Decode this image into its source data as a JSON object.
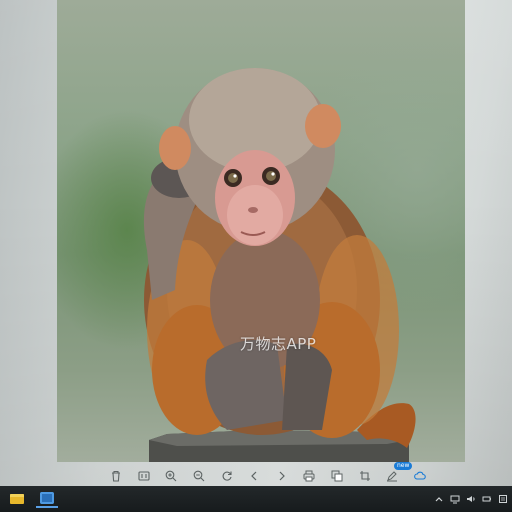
{
  "viewer": {
    "watermark": "万物志APP",
    "toolbar": [
      {
        "name": "delete-icon",
        "glyph": "trash"
      },
      {
        "name": "actual-size-icon",
        "glyph": "1:1"
      },
      {
        "name": "zoom-in-icon",
        "glyph": "zoom-in"
      },
      {
        "name": "zoom-out-icon",
        "glyph": "zoom-out"
      },
      {
        "name": "rotate-icon",
        "glyph": "rotate"
      },
      {
        "name": "previous-icon",
        "glyph": "chevron-left"
      },
      {
        "name": "next-icon",
        "glyph": "chevron-right"
      },
      {
        "name": "print-icon",
        "glyph": "printer"
      },
      {
        "name": "gallery-icon",
        "glyph": "gallery"
      },
      {
        "name": "crop-icon",
        "glyph": "crop"
      },
      {
        "name": "edit-icon",
        "glyph": "pencil"
      },
      {
        "name": "share-icon",
        "glyph": "cloud"
      }
    ],
    "badge": "new"
  },
  "taskbar": {
    "apps": [
      {
        "name": "file-explorer-icon",
        "color": "#e8b82c"
      },
      {
        "name": "photo-app-icon",
        "color": "#2a6fb8"
      }
    ],
    "tray": [
      "chevron-up-icon",
      "network-icon",
      "speaker-icon",
      "battery-icon",
      "notification-icon"
    ]
  },
  "colors": {
    "accent": "#1a7bd6",
    "taskbar": "#1d2224",
    "monitor_bezel": "#d8dcdb"
  }
}
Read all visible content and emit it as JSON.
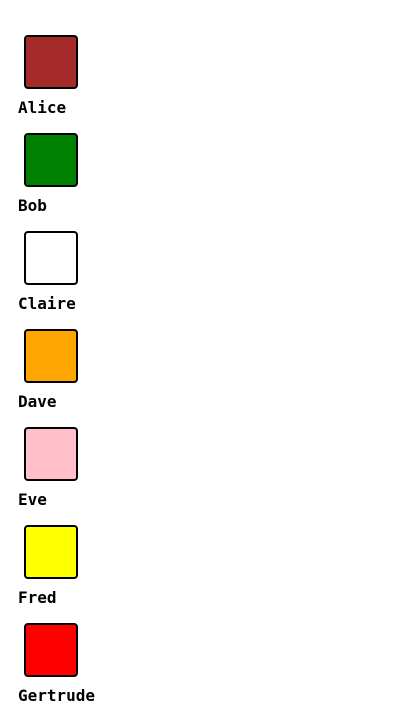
{
  "people": [
    {
      "name": "Alice",
      "color": "#a52a2a"
    },
    {
      "name": "Bob",
      "color": "#008000"
    },
    {
      "name": "Claire",
      "color": "#ffffff"
    },
    {
      "name": "Dave",
      "color": "#ffa500"
    },
    {
      "name": "Eve",
      "color": "#ffc0cb"
    },
    {
      "name": "Fred",
      "color": "#ffff00"
    },
    {
      "name": "Gertrude",
      "color": "#ff0000"
    }
  ]
}
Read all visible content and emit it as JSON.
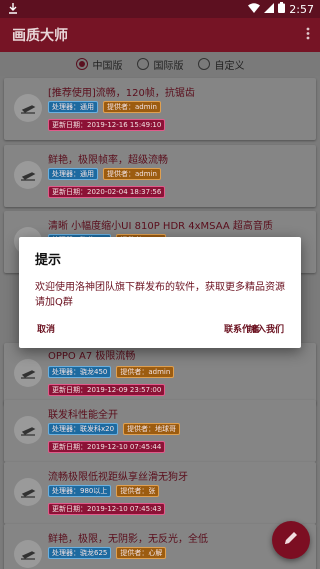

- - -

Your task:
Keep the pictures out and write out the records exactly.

Answer space:
Decode this image into its source data as a JSON object.
{
  "viewer": {
    "watermark": "万物志APP",
    "toolbar": [
      {
        "name": "delete-icon",
        "glyph": "trash"
      },
      {
        "name": "actual-size-icon",
        "glyph": "1:1"
      },
      {
        "name": "zoom-in-icon",
        "glyph": "zoom-in"
      },
      {
        "name": "zoom-out-icon",
        "glyph": "zoom-out"
      },
      {
        "name": "rotate-icon",
        "glyph": "rotate"
      },
      {
        "name": "previous-icon",
        "glyph": "chevron-left"
      },
      {
        "name": "next-icon",
        "glyph": "chevron-right"
      },
      {
        "name": "print-icon",
        "glyph": "printer"
      },
      {
        "name": "gallery-icon",
        "glyph": "gallery"
      },
      {
        "name": "crop-icon",
        "glyph": "crop"
      },
      {
        "name": "edit-icon",
        "glyph": "pencil"
      },
      {
        "name": "share-icon",
        "glyph": "cloud"
      }
    ],
    "badge": "new"
  },
  "taskbar": {
    "apps": [
      {
        "name": "file-explorer-icon",
        "color": "#e8b82c"
      },
      {
        "name": "photo-app-icon",
        "color": "#2a6fb8"
      }
    ],
    "tray": [
      "chevron-up-icon",
      "network-icon",
      "speaker-icon",
      "battery-icon",
      "notification-icon"
    ]
  },
  "colors": {
    "accent": "#1a7bd6",
    "taskbar": "#1d2224",
    "monitor_bezel": "#d8dcdb"
  }
}
Read all visible content and emit it as JSON.
{
  "people": [
    {
      "name": "Alice",
      "color": "#a52a2a"
    },
    {
      "name": "Bob",
      "color": "#008000"
    },
    {
      "name": "Claire",
      "color": "#ffffff"
    },
    {
      "name": "Dave",
      "color": "#ffa500"
    },
    {
      "name": "Eve",
      "color": "#ffc0cb"
    },
    {
      "name": "Fred",
      "color": "#ffff00"
    },
    {
      "name": "Gertrude",
      "color": "#ff0000"
    }
  ]
}
Read all visible content and emit it as JSON.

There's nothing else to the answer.